I feel sad that we've only gone there today and all this time, it could have been one of our favorite Indian places in Seattle.
All I had was the dahl and a roti, which the owner at first questioned: "Do you know what dahl is? It's more like a side dish." But it was all I wanted and a whole order is plenty of food. And as we chatted with him after the meal, he said I'd eaten like an Indian: scooping the spicy lentils up with pieces of bread. Mm, mm.
Kevin opted for the $9.95 meal platter with more dahl, raita (which I stole and he didn't try), yellow rice, channa masala, and a naan. A damn good naan, too. The owner, larger man (who admitted to being diabetic), noted Kevin's skinniness and begged him to eat more, bringing additional rice and dahl until Kevin was completely full. The owner smiled and told us that is how you feed someone in India--keep bringing them food until they beg you to stop. I remarked they must be full at that point, and he laughed and shook his head. "Not full. Content," he told me.

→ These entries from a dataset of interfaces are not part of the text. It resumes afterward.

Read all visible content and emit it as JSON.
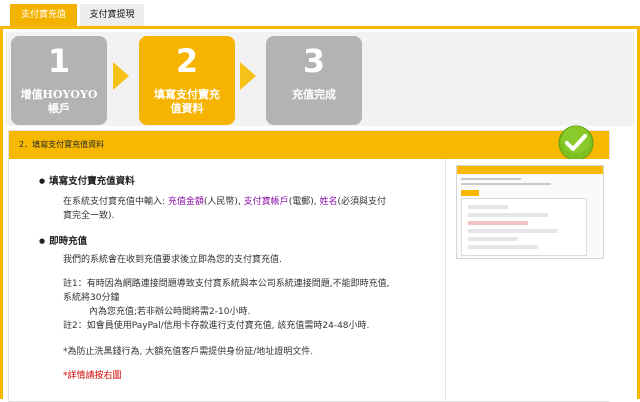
{
  "tabs": [
    {
      "label": "支付寶充值",
      "active": true
    },
    {
      "label": "支付寶提現",
      "active": false
    }
  ],
  "steps": [
    {
      "number": "1",
      "label_line1": "增值HOYOYO",
      "label_line2": "帳戶",
      "state": "done"
    },
    {
      "number": "2",
      "label_line1": "填寫支付寶充",
      "label_line2": "值資料",
      "state": "current"
    },
    {
      "number": "3",
      "label_line1": "充值完成",
      "label_line2": "",
      "state": "pending"
    }
  ],
  "section": {
    "header": "2．填寫支付寶充值資料",
    "bullet1_title": "填寫支付寶充值資料",
    "bullet1_text_prefix": "在系統支付寶充值中輸入: ",
    "bullet1_link_amount": "充值金額",
    "bullet1_text_rmb": "(人民幣), ",
    "bullet1_link_account": "支付寶帳戶",
    "bullet1_text_email": "(電郵), ",
    "bullet1_link_name": "姓名",
    "bullet1_text_suffix": "(必須與支付",
    "bullet1_text_line2": "寶完全一致).",
    "bullet2_title": "即時充值",
    "bullet2_text": "我們的系統會在收到充值要求後立即為您的支付寶充值.",
    "note1_line1": "註1：有時因為網路連接問題導致支付寶系統與本公司系統連接問題,不能即時充值,",
    "note1_line2": "系統將30分鐘",
    "note1_line3": "內為您充值;若非辦公時間將需2-10小時.",
    "note2": "註2：如會員使用PayPal/信用卡存款進行支付寶充值, 該充值需時24-48小時.",
    "warning": "*為防止洗黑錢行為, 大額充值客戶需提供身份証/地址證明文件.",
    "detail_link": "*詳情請按右圖"
  },
  "colors": {
    "accent": "#f6b800",
    "step_inactive": "#b3b3b3",
    "link": "#8b0fa8",
    "red": "#d40000"
  },
  "icons": {
    "check": "check-circle-icon",
    "arrow": "chevron-right-icon"
  }
}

We also learned about fruits. Kevin ordered a mango juice, which on first taste he thought was too tangy to be just the juice, that it didn't taste like mango juice normally does, so he asked the owner. The owner began telling us about the many varieties of mango--how some, like the ones normally used to create the pulp that's used for bottled mango juice, are gigantic, their name translating to "jackass" or "donkey," and that they often have flies inside them and the flesh is the texture of banana, and that they are oversweetened. The mango juice he served Kevin, on the other hand, was from a good variety of mango, not too sweet, a bit sour, and a much better texture.
And then he brought out a glass of the regular stuff to prove his point.
The stuff he served originally was definitely better.